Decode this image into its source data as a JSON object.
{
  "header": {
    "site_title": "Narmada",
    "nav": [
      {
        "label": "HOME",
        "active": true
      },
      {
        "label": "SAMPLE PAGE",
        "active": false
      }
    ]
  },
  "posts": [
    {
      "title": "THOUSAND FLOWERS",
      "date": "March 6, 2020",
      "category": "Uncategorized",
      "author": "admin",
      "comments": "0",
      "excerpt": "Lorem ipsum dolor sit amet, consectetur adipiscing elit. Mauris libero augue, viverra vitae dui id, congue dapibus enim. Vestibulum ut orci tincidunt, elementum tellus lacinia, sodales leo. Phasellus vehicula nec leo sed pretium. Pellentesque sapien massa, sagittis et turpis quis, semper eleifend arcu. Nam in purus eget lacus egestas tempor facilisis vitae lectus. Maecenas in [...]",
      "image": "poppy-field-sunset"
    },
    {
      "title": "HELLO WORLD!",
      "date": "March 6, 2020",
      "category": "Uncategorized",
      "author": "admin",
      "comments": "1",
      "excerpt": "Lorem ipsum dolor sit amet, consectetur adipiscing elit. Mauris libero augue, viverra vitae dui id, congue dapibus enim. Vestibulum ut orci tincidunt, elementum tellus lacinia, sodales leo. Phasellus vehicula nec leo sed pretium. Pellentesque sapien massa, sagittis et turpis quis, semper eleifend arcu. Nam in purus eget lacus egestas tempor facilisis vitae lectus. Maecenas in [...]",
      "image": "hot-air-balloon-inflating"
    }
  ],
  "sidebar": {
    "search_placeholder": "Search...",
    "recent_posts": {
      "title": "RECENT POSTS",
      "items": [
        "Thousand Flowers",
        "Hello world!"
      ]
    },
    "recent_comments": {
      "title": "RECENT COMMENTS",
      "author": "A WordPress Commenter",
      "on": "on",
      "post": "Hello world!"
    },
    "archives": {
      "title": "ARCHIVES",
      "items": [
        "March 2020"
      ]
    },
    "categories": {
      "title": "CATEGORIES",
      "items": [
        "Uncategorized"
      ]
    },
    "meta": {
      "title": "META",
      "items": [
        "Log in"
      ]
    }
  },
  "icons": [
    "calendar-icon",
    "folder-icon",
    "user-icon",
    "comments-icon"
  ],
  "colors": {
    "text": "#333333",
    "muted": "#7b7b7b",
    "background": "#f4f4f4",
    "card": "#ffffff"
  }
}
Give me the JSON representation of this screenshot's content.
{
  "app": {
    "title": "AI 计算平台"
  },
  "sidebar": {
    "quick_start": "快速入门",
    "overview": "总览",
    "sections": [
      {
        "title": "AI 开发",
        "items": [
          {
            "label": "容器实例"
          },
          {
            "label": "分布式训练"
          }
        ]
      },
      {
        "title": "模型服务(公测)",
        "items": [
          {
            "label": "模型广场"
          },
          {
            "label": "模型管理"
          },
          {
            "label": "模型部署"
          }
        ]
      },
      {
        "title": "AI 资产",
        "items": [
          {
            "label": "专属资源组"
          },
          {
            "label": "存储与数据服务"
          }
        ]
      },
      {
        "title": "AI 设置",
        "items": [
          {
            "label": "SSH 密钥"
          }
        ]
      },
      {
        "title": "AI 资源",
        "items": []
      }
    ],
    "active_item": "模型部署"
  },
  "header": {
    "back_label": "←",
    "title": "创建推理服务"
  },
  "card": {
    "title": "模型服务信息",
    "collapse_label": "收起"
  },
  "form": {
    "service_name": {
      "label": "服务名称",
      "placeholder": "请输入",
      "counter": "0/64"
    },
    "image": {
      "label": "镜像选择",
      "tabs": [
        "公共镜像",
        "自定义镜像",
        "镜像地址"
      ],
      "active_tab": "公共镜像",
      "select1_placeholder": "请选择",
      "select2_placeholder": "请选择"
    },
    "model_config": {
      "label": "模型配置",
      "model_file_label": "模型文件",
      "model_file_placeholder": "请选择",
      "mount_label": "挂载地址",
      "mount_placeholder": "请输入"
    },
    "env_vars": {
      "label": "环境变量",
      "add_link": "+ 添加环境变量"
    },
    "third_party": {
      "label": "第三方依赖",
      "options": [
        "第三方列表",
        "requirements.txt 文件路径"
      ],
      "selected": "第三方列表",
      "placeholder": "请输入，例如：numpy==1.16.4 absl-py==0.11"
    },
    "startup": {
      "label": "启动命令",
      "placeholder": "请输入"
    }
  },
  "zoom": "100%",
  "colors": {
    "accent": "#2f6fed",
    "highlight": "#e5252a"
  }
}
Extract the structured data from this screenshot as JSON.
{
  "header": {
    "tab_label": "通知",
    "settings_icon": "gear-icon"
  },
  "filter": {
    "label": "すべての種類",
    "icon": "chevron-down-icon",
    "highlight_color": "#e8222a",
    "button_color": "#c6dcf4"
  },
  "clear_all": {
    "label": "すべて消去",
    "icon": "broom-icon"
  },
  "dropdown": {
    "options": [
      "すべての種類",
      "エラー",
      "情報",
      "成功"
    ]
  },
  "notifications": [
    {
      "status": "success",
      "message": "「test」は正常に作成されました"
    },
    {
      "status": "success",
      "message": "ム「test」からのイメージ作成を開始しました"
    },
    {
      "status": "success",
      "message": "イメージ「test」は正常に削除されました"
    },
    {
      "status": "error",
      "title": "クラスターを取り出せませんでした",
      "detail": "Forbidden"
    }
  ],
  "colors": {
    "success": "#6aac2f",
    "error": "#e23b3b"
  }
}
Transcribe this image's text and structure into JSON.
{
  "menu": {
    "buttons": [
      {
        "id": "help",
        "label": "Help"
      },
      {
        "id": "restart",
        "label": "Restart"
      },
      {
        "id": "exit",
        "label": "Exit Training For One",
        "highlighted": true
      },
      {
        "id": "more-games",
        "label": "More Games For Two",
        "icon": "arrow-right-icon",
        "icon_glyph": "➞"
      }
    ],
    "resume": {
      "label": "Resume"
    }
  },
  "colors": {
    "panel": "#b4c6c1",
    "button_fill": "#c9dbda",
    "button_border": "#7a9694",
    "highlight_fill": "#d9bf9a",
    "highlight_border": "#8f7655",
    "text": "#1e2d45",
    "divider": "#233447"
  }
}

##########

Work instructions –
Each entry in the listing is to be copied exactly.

Response to this exercise –
Decode this image into its source data as a JSON object.
{
  "header": {
    "site_title": "Narmada",
    "nav": [
      {
        "label": "HOME",
        "active": true
      },
      {
        "label": "SAMPLE PAGE",
        "active": false
      }
    ]
  },
  "posts": [
    {
      "title": "THOUSAND FLOWERS",
      "date": "March 6, 2020",
      "category": "Uncategorized",
      "author": "admin",
      "comments": "0",
      "excerpt": "Lorem ipsum dolor sit amet, consectetur adipiscing elit. Mauris libero augue, viverra vitae dui id, congue dapibus enim. Vestibulum ut orci tincidunt, elementum tellus lacinia, sodales leo. Phasellus vehicula nec leo sed pretium. Pellentesque sapien massa, sagittis et turpis quis, semper eleifend arcu. Nam in purus eget lacus egestas tempor facilisis vitae lectus. Maecenas in [...]",
      "image": "poppy-field-sunset"
    },
    {
      "title": "HELLO WORLD!",
      "date": "March 6, 2020",
      "category": "Uncategorized",
      "author": "admin",
      "comments": "1",
      "excerpt": "Lorem ipsum dolor sit amet, consectetur adipiscing elit. Mauris libero augue, viverra vitae dui id, congue dapibus enim. Vestibulum ut orci tincidunt, elementum tellus lacinia, sodales leo. Phasellus vehicula nec leo sed pretium. Pellentesque sapien massa, sagittis et turpis quis, semper eleifend arcu. Nam in purus eget lacus egestas tempor facilisis vitae lectus. Maecenas in [...]",
      "image": "hot-air-balloon-inflating"
    }
  ],
  "sidebar": {
    "search_placeholder": "Search...",
    "recent_posts": {
      "title": "RECENT POSTS",
      "items": [
        "Thousand Flowers",
        "Hello world!"
      ]
    },
    "recent_comments": {
      "title": "RECENT COMMENTS",
      "author": "A WordPress Commenter",
      "on": "on",
      "post": "Hello world!"
    },
    "archives": {
      "title": "ARCHIVES",
      "items": [
        "March 2020"
      ]
    },
    "categories": {
      "title": "CATEGORIES",
      "items": [
        "Uncategorized"
      ]
    },
    "meta": {
      "title": "META",
      "items": [
        "Log in"
      ]
    }
  },
  "icons": [
    "calendar-icon",
    "folder-icon",
    "user-icon",
    "comments-icon"
  ],
  "colors": {
    "text": "#333333",
    "muted": "#7b7b7b",
    "background": "#f4f4f4",
    "card": "#ffffff"
  }
}
Give me the JSON representation of this screenshot's content.
{
  "app": {
    "title": "AI 计算平台"
  },
  "sidebar": {
    "quick_start": "快速入门",
    "overview": "总览",
    "sections": [
      {
        "title": "AI 开发",
        "items": [
          {
            "label": "容器实例"
          },
          {
            "label": "分布式训练"
          }
        ]
      },
      {
        "title": "模型服务(公测)",
        "items": [
          {
            "label": "模型广场"
          },
          {
            "label": "模型管理"
          },
          {
            "label": "模型部署"
          }
        ]
      },
      {
        "title": "AI 资产",
        "items": [
          {
            "label": "专属资源组"
          },
          {
            "label": "存储与数据服务"
          }
        ]
      },
      {
        "title": "AI 设置",
        "items": [
          {
            "label": "SSH 密钥"
          }
        ]
      },
      {
        "title": "AI 资源",
        "items": []
      }
    ],
    "active_item": "模型部署"
  },
  "header": {
    "back_label": "←",
    "title": "创建推理服务"
  },
  "card": {
    "title": "模型服务信息",
    "collapse_label": "收起"
  },
  "form": {
    "service_name": {
      "label": "服务名称",
      "placeholder": "请输入",
      "counter": "0/64"
    },
    "image": {
      "label": "镜像选择",
      "tabs": [
        "公共镜像",
        "自定义镜像",
        "镜像地址"
      ],
      "active_tab": "公共镜像",
      "select1_placeholder": "请选择",
      "select2_placeholder": "请选择"
    },
    "model_config": {
      "label": "模型配置",
      "model_file_label": "模型文件",
      "model_file_placeholder": "请选择",
      "mount_label": "挂载地址",
      "mount_placeholder": "请输入"
    },
    "env_vars": {
      "label": "环境变量",
      "add_link": "+ 添加环境变量"
    },
    "third_party": {
      "label": "第三方依赖",
      "options": [
        "第三方列表",
        "requirements.txt 文件路径"
      ],
      "selected": "第三方列表",
      "placeholder": "请输入，例如：numpy==1.16.4 absl-py==0.11"
    },
    "startup": {
      "label": "启动命令",
      "placeholder": "请输入"
    }
  },
  "zoom": "100%",
  "colors": {
    "accent": "#2f6fed",
    "highlight": "#e5252a"
  }
}
Extract the structured data from this screenshot as JSON.
{
  "header": {
    "tab_label": "通知",
    "settings_icon": "gear-icon"
  },
  "filter": {
    "label": "すべての種類",
    "icon": "chevron-down-icon",
    "highlight_color": "#e8222a",
    "button_color": "#c6dcf4"
  },
  "clear_all": {
    "label": "すべて消去",
    "icon": "broom-icon"
  },
  "dropdown": {
    "options": [
      "すべての種類",
      "エラー",
      "情報",
      "成功"
    ]
  },
  "notifications": [
    {
      "status": "success",
      "message": "「test」は正常に作成されました"
    },
    {
      "status": "success",
      "message": "ム「test」からのイメージ作成を開始しました"
    },
    {
      "status": "success",
      "message": "イメージ「test」は正常に削除されました"
    },
    {
      "status": "error",
      "title": "クラスターを取り出せませんでした",
      "detail": "Forbidden"
    }
  ],
  "colors": {
    "success": "#6aac2f",
    "error": "#e23b3b"
  }
}
Transcribe this image's text and structure into JSON.
{
  "menu": {
    "buttons": [
      {
        "id": "help",
        "label": "Help"
      },
      {
        "id": "restart",
        "label": "Restart"
      },
      {
        "id": "exit",
        "label": "Exit Training For One",
        "highlighted": true
      },
      {
        "id": "more-games",
        "label": "More Games For Two",
        "icon": "arrow-right-icon",
        "icon_glyph": "➞"
      }
    ],
    "resume": {
      "label": "Resume"
    }
  },
  "colors": {
    "panel": "#b4c6c1",
    "button_fill": "#c9dbda",
    "button_border": "#7a9694",
    "highlight_fill": "#d9bf9a",
    "highlight_border": "#8f7655",
    "text": "#1e2d45",
    "divider": "#233447"
  }
}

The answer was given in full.